| Problem statement |
When the string "booked" is part of a line below, that line should be copied.

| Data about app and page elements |
^^^^
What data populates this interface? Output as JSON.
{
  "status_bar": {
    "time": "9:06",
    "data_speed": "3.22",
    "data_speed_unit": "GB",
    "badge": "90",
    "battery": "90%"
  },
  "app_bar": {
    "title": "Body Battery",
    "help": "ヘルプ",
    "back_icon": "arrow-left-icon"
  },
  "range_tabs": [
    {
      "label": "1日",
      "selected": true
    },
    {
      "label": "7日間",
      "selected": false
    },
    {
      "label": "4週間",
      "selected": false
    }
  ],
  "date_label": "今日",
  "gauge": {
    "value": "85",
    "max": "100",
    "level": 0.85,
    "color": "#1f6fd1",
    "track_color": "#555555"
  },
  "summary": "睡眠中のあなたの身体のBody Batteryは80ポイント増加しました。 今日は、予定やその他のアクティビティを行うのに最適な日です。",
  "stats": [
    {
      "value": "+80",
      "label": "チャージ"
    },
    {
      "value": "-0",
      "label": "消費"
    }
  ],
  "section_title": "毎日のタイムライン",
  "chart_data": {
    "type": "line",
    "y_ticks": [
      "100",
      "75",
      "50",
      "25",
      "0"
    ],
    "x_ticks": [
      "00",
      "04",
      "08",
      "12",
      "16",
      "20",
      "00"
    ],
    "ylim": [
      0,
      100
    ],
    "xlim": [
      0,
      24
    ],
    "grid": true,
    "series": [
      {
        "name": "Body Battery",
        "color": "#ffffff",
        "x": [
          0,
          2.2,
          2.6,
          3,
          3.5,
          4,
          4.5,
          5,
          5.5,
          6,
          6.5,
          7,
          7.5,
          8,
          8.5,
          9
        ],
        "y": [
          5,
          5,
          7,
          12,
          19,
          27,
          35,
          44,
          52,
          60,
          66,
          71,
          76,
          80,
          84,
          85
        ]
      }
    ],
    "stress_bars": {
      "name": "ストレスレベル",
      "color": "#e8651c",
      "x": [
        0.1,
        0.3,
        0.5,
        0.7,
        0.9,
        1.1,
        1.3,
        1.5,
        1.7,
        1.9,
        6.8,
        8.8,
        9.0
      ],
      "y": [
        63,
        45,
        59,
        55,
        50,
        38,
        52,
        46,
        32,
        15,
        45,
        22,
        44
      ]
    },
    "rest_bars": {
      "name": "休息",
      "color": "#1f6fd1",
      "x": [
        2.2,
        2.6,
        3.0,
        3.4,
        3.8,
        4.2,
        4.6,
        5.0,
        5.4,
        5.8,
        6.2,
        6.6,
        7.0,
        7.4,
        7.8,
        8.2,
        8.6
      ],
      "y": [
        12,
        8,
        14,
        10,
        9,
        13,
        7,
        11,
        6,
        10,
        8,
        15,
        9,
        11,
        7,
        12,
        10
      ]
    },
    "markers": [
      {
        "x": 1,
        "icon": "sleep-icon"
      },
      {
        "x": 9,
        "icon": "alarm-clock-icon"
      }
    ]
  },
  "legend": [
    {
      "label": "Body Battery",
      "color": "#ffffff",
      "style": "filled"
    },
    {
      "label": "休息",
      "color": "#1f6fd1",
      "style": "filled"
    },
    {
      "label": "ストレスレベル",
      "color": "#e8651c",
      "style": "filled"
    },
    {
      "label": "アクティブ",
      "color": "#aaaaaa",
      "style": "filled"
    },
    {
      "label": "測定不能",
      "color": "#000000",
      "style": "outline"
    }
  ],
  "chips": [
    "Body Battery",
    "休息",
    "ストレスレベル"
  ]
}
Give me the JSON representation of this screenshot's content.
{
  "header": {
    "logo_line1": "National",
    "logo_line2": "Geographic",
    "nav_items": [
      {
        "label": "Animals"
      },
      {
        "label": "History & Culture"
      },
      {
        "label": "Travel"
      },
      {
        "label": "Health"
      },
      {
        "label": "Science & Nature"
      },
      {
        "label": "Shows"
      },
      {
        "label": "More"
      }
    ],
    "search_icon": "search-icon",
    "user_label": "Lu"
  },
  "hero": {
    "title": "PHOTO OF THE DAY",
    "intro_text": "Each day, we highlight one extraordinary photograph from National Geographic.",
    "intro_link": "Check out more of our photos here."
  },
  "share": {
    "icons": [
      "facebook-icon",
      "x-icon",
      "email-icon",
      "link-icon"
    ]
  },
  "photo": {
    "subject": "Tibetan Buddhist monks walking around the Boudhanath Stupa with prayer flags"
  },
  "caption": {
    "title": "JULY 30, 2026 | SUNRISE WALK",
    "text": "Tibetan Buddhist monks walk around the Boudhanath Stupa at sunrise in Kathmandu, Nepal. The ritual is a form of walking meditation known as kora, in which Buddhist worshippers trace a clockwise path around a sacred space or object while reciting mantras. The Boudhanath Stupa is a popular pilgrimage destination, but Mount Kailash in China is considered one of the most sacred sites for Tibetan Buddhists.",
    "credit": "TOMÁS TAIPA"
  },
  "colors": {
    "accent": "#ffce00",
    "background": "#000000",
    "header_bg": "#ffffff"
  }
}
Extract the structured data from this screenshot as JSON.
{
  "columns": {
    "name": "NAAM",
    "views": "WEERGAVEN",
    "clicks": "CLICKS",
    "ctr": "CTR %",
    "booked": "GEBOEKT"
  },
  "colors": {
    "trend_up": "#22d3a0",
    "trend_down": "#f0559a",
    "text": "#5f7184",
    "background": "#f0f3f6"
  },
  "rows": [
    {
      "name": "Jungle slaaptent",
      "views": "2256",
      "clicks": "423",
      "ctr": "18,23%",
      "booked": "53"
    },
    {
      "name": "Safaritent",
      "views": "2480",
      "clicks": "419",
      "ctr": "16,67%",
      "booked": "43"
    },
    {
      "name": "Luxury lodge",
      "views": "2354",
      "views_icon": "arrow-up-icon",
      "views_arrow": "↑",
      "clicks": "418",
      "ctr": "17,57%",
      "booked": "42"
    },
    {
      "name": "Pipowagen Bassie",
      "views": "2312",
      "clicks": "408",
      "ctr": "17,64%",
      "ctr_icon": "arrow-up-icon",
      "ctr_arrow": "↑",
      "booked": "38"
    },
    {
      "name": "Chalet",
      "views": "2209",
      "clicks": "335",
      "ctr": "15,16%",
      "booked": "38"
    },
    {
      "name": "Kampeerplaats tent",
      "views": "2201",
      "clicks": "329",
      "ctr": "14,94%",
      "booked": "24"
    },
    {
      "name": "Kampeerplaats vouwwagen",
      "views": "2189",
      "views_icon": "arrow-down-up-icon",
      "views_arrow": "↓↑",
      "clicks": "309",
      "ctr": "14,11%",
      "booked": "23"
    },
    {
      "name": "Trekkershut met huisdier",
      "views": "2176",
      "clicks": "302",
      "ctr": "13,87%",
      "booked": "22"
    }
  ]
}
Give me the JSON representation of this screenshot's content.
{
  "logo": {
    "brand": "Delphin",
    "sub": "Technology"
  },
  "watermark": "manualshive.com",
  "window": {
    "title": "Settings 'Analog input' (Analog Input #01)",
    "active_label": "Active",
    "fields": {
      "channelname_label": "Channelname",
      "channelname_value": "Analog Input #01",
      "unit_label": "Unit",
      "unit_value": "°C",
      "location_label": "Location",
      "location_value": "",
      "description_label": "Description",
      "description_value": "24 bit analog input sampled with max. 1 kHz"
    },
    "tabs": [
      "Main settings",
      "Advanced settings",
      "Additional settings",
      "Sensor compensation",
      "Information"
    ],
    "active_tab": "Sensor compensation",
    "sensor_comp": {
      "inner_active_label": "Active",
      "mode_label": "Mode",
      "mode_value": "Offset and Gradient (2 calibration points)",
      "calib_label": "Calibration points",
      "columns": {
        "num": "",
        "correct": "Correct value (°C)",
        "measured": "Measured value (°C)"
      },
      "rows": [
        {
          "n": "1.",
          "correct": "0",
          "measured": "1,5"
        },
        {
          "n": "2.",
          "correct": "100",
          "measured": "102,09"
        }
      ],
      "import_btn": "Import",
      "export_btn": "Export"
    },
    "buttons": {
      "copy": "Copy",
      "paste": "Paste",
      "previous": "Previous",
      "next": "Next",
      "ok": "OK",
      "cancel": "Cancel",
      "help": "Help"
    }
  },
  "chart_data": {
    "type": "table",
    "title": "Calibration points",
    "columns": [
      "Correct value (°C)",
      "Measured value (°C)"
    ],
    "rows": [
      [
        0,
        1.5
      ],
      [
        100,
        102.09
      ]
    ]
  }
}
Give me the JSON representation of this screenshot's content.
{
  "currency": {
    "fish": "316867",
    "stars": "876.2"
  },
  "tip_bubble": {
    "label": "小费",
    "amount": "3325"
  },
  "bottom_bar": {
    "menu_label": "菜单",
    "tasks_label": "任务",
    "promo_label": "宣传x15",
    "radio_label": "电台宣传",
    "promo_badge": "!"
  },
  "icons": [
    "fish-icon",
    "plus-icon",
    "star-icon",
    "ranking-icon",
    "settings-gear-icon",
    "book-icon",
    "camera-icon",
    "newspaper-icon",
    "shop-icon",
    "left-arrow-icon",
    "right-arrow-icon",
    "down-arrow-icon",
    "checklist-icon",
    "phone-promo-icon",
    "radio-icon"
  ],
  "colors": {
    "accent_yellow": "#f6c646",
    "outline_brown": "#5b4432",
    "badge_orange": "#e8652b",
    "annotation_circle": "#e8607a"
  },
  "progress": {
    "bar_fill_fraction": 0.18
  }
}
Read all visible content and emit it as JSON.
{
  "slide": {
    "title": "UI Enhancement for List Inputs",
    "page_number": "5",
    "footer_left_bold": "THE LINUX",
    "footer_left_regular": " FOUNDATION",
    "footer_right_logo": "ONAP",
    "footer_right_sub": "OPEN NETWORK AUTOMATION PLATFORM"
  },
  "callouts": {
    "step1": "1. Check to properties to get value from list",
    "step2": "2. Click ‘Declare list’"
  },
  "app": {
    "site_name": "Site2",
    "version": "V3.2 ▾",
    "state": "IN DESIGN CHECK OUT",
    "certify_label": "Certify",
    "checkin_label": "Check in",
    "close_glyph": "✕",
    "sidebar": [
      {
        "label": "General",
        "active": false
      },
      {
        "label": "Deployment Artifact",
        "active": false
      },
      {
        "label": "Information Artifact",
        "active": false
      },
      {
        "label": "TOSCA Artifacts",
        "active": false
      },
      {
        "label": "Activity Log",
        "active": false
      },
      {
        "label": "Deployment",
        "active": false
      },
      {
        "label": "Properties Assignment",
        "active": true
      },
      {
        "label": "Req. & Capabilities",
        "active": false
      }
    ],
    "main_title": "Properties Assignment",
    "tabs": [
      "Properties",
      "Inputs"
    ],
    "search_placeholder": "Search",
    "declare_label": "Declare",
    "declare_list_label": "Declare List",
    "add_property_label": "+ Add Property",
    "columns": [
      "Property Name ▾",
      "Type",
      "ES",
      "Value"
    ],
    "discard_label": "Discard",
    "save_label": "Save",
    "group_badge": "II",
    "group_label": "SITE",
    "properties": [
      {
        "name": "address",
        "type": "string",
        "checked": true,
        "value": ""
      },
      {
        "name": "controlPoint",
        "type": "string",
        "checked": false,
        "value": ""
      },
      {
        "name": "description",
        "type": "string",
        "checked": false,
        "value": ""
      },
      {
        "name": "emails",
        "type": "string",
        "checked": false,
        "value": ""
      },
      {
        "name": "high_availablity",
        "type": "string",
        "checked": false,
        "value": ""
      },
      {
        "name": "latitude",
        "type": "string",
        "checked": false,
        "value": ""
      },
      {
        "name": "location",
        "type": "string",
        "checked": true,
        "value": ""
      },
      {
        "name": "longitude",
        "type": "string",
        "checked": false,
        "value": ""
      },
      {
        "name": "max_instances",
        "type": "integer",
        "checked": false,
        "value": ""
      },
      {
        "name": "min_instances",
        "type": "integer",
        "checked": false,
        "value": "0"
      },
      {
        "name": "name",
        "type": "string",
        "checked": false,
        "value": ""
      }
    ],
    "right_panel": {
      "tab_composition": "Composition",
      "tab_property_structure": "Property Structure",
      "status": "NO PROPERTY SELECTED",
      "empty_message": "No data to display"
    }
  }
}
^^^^
| Result for this exercise |
    "booked": "GEBOEKT"
      "booked": "53"
      "booked": "43"
      "booked": "42"
      "booked": "38"
      "booked": "38"
      "booked": "24"
      "booked": "23"
      "booked": "22"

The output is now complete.